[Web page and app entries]

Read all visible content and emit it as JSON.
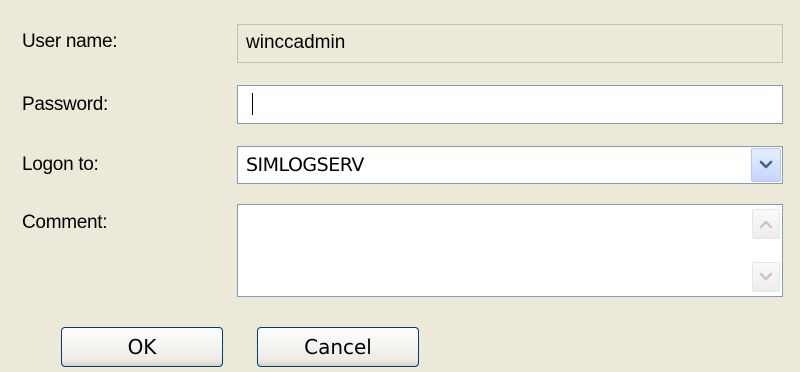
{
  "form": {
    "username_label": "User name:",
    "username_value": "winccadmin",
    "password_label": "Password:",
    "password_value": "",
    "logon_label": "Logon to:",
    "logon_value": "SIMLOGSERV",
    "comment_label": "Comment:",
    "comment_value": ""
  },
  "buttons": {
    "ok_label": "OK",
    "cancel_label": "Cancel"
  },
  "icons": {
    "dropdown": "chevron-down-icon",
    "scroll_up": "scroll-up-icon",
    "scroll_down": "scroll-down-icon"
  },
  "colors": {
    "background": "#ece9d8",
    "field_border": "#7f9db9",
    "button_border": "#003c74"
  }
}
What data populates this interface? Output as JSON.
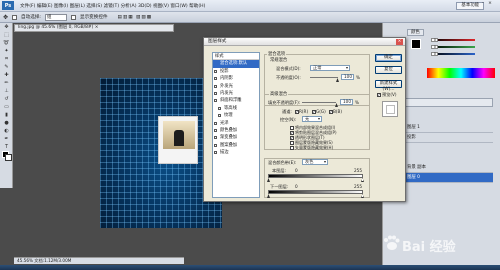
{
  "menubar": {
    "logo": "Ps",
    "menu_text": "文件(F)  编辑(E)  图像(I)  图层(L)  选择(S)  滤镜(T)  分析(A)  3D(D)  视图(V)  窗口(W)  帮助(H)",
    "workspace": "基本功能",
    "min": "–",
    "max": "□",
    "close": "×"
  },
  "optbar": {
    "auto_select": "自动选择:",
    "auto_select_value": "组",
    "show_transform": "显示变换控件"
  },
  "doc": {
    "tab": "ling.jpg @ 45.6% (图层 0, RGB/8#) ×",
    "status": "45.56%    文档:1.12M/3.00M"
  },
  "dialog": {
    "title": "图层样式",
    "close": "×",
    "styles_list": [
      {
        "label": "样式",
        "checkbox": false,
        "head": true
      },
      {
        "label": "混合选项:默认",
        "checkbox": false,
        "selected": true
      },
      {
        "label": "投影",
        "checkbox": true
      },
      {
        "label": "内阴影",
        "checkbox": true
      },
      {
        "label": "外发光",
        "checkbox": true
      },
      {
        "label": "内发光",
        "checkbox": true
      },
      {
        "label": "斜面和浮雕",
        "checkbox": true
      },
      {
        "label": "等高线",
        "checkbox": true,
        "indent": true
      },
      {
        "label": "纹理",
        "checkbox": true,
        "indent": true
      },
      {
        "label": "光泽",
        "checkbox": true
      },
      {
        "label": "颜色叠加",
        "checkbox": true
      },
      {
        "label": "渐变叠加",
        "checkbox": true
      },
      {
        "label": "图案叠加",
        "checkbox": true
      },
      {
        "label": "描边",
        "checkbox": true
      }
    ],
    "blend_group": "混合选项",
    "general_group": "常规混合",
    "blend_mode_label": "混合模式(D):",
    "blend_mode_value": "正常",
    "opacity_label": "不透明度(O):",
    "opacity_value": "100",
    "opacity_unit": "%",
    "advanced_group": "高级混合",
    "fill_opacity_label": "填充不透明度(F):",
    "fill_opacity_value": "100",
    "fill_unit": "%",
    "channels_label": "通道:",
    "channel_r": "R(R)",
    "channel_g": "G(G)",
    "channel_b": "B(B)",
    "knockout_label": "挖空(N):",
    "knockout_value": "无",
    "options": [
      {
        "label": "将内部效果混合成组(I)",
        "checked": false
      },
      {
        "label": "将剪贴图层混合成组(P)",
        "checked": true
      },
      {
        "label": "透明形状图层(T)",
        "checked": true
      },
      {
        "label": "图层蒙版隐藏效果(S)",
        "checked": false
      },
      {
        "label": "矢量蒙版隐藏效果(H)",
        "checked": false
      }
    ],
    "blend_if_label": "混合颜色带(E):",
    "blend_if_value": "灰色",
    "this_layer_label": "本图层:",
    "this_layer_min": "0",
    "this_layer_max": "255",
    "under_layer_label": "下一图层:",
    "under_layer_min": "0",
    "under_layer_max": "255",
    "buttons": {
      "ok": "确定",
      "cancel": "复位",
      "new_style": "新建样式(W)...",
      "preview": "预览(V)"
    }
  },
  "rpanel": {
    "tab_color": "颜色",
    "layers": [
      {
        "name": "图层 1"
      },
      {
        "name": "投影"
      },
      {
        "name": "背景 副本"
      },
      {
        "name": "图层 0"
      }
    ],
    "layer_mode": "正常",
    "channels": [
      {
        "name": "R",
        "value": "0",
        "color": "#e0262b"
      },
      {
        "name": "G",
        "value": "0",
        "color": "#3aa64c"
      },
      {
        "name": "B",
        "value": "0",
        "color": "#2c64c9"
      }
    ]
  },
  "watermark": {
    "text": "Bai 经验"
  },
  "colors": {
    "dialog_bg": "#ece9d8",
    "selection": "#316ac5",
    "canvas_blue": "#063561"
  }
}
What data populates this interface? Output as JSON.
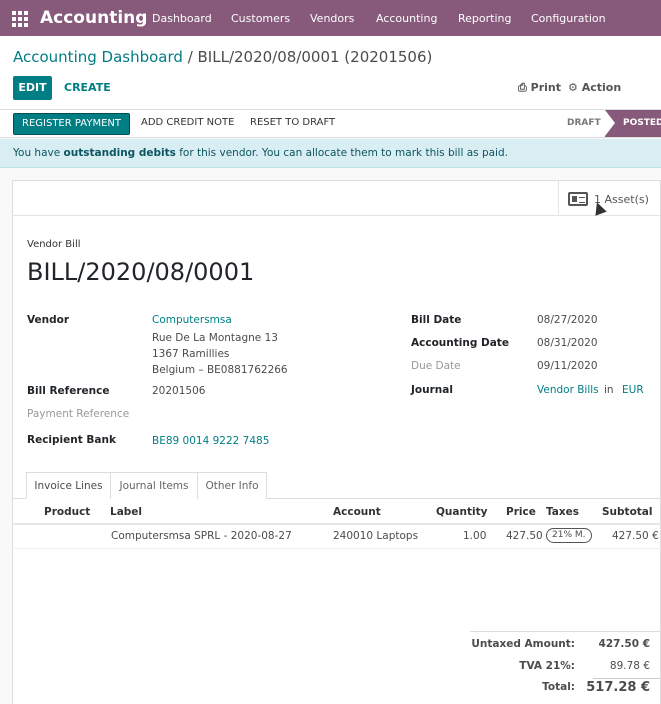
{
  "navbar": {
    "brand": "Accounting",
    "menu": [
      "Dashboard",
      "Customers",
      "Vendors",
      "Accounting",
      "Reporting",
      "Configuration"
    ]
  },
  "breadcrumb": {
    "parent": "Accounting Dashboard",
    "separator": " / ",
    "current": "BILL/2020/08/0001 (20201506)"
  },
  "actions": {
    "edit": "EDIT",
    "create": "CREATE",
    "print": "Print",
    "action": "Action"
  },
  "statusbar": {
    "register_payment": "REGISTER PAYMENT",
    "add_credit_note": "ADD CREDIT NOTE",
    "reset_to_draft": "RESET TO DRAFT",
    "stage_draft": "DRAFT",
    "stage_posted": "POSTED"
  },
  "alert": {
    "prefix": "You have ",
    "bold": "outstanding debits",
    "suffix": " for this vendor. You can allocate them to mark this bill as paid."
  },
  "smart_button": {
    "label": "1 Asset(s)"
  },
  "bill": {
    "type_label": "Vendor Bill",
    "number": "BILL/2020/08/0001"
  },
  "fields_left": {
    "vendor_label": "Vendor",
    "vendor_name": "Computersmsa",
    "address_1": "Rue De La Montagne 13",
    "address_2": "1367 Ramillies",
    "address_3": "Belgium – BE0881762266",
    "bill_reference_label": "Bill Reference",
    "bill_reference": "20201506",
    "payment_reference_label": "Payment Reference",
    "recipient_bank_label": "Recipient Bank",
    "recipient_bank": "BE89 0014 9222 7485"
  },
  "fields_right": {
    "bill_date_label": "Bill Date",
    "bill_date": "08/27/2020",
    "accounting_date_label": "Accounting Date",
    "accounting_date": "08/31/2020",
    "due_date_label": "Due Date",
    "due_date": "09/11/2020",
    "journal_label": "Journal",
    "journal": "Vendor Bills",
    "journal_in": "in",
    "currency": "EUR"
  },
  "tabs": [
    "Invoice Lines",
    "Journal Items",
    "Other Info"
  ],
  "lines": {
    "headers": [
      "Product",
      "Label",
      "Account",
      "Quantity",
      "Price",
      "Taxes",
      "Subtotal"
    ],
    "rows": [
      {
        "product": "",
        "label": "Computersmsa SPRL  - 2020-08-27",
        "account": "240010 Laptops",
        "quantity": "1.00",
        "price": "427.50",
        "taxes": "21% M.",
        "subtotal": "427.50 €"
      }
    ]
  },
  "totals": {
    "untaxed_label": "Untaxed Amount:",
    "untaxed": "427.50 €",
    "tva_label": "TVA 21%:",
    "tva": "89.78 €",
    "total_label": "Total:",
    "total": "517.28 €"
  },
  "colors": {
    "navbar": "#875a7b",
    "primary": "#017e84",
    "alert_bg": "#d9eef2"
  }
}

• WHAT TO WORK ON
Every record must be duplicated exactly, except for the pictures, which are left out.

• EXERCISE RESULT
Read all visible content and emit it as JSON.
{
  "form": {
    "username_label": "User name:",
    "username_value": "winccadmin",
    "password_label": "Password:",
    "password_value": "",
    "logon_label": "Logon to:",
    "logon_value": "SIMLOGSERV",
    "comment_label": "Comment:",
    "comment_value": ""
  },
  "buttons": {
    "ok_label": "OK",
    "cancel_label": "Cancel"
  },
  "icons": {
    "dropdown": "chevron-down-icon",
    "scroll_up": "scroll-up-icon",
    "scroll_down": "scroll-down-icon"
  },
  "colors": {
    "background": "#ece9d8",
    "field_border": "#7f9db9",
    "button_border": "#003c74"
  }
}
What data populates this interface? Output as JSON.
{
  "menubar": {
    "logo": "Ps",
    "menu_text": "文件(F)  编辑(E)  图像(I)  图层(L)  选择(S)  滤镜(T)  分析(A)  3D(D)  视图(V)  窗口(W)  帮助(H)",
    "workspace": "基本功能",
    "min": "–",
    "max": "□",
    "close": "×"
  },
  "optbar": {
    "auto_select": "自动选择:",
    "auto_select_value": "组",
    "show_transform": "显示变换控件"
  },
  "doc": {
    "tab": "ling.jpg @ 45.6% (图层 0, RGB/8#) ×",
    "status": "45.56%    文档:1.12M/3.00M"
  },
  "dialog": {
    "title": "图层样式",
    "close": "×",
    "styles_list": [
      {
        "label": "样式",
        "checkbox": false,
        "head": true
      },
      {
        "label": "混合选项:默认",
        "checkbox": false,
        "selected": true
      },
      {
        "label": "投影",
        "checkbox": true
      },
      {
        "label": "内阴影",
        "checkbox": true
      },
      {
        "label": "外发光",
        "checkbox": true
      },
      {
        "label": "内发光",
        "checkbox": true
      },
      {
        "label": "斜面和浮雕",
        "checkbox": true
      },
      {
        "label": "等高线",
        "checkbox": true,
        "indent": true
      },
      {
        "label": "纹理",
        "checkbox": true,
        "indent": true
      },
      {
        "label": "光泽",
        "checkbox": true
      },
      {
        "label": "颜色叠加",
        "checkbox": true
      },
      {
        "label": "渐变叠加",
        "checkbox": true
      },
      {
        "label": "图案叠加",
        "checkbox": true
      },
      {
        "label": "描边",
        "checkbox": true
      }
    ],
    "blend_group": "混合选项",
    "general_group": "常规混合",
    "blend_mode_label": "混合模式(D):",
    "blend_mode_value": "正常",
    "opacity_label": "不透明度(O):",
    "opacity_value": "100",
    "opacity_unit": "%",
    "advanced_group": "高级混合",
    "fill_opacity_label": "填充不透明度(F):",
    "fill_opacity_value": "100",
    "fill_unit": "%",
    "channels_label": "通道:",
    "channel_r": "R(R)",
    "channel_g": "G(G)",
    "channel_b": "B(B)",
    "knockout_label": "挖空(N):",
    "knockout_value": "无",
    "options": [
      {
        "label": "将内部效果混合成组(I)",
        "checked": false
      },
      {
        "label": "将剪贴图层混合成组(P)",
        "checked": true
      },
      {
        "label": "透明形状图层(T)",
        "checked": true
      },
      {
        "label": "图层蒙版隐藏效果(S)",
        "checked": false
      },
      {
        "label": "矢量蒙版隐藏效果(H)",
        "checked": false
      }
    ],
    "blend_if_label": "混合颜色带(E):",
    "blend_if_value": "灰色",
    "this_layer_label": "本图层:",
    "this_layer_min": "0",
    "this_layer_max": "255",
    "under_layer_label": "下一图层:",
    "under_layer_min": "0",
    "under_layer_max": "255",
    "buttons": {
      "ok": "确定",
      "cancel": "复位",
      "new_style": "新建样式(W)...",
      "preview": "预览(V)"
    }
  },
  "rpanel": {
    "tab_color": "颜色",
    "layers": [
      {
        "name": "图层 1"
      },
      {
        "name": "投影"
      },
      {
        "name": "背景 副本"
      },
      {
        "name": "图层 0"
      }
    ],
    "layer_mode": "正常",
    "channels": [
      {
        "name": "R",
        "value": "0",
        "color": "#e0262b"
      },
      {
        "name": "G",
        "value": "0",
        "color": "#3aa64c"
      },
      {
        "name": "B",
        "value": "0",
        "color": "#2c64c9"
      }
    ]
  },
  "watermark": {
    "text": "Bai 经验"
  },
  "colors": {
    "dialog_bg": "#ece9d8",
    "selection": "#316ac5",
    "canvas_blue": "#063561"
  }
}
What data populates this interface? Output as JSON.
{
  "navbar": {
    "brand": "Accounting",
    "menu": [
      "Dashboard",
      "Customers",
      "Vendors",
      "Accounting",
      "Reporting",
      "Configuration"
    ]
  },
  "breadcrumb": {
    "parent": "Accounting Dashboard",
    "separator": " / ",
    "current": "BILL/2020/08/0001 (20201506)"
  },
  "actions": {
    "edit": "EDIT",
    "create": "CREATE",
    "print": "Print",
    "action": "Action"
  },
  "statusbar": {
    "register_payment": "REGISTER PAYMENT",
    "add_credit_note": "ADD CREDIT NOTE",
    "reset_to_draft": "RESET TO DRAFT",
    "stage_draft": "DRAFT",
    "stage_posted": "POSTED"
  },
  "alert": {
    "prefix": "You have ",
    "bold": "outstanding debits",
    "suffix": " for this vendor. You can allocate them to mark this bill as paid."
  },
  "smart_button": {
    "label": "1 Asset(s)"
  },
  "bill": {
    "type_label": "Vendor Bill",
    "number": "BILL/2020/08/0001"
  },
  "fields_left": {
    "vendor_label": "Vendor",
    "vendor_name": "Computersmsa",
    "address_1": "Rue De La Montagne 13",
    "address_2": "1367 Ramillies",
    "address_3": "Belgium – BE0881762266",
    "bill_reference_label": "Bill Reference",
    "bill_reference": "20201506",
    "payment_reference_label": "Payment Reference",
    "recipient_bank_label": "Recipient Bank",
    "recipient_bank": "BE89 0014 9222 7485"
  },
  "fields_right": {
    "bill_date_label": "Bill Date",
    "bill_date": "08/27/2020",
    "accounting_date_label": "Accounting Date",
    "accounting_date": "08/31/2020",
    "due_date_label": "Due Date",
    "due_date": "09/11/2020",
    "journal_label": "Journal",
    "journal": "Vendor Bills",
    "journal_in": "in",
    "currency": "EUR"
  },
  "tabs": [
    "Invoice Lines",
    "Journal Items",
    "Other Info"
  ],
  "lines": {
    "headers": [
      "Product",
      "Label",
      "Account",
      "Quantity",
      "Price",
      "Taxes",
      "Subtotal"
    ],
    "rows": [
      {
        "product": "",
        "label": "Computersmsa SPRL  - 2020-08-27",
        "account": "240010 Laptops",
        "quantity": "1.00",
        "price": "427.50",
        "taxes": "21% M.",
        "subtotal": "427.50 €"
      }
    ]
  },
  "totals": {
    "untaxed_label": "Untaxed Amount:",
    "untaxed": "427.50 €",
    "tva_label": "TVA 21%:",
    "tva": "89.78 €",
    "total_label": "Total:",
    "total": "517.28 €"
  },
  "colors": {
    "navbar": "#875a7b",
    "primary": "#017e84",
    "alert_bg": "#d9eef2"
  }
}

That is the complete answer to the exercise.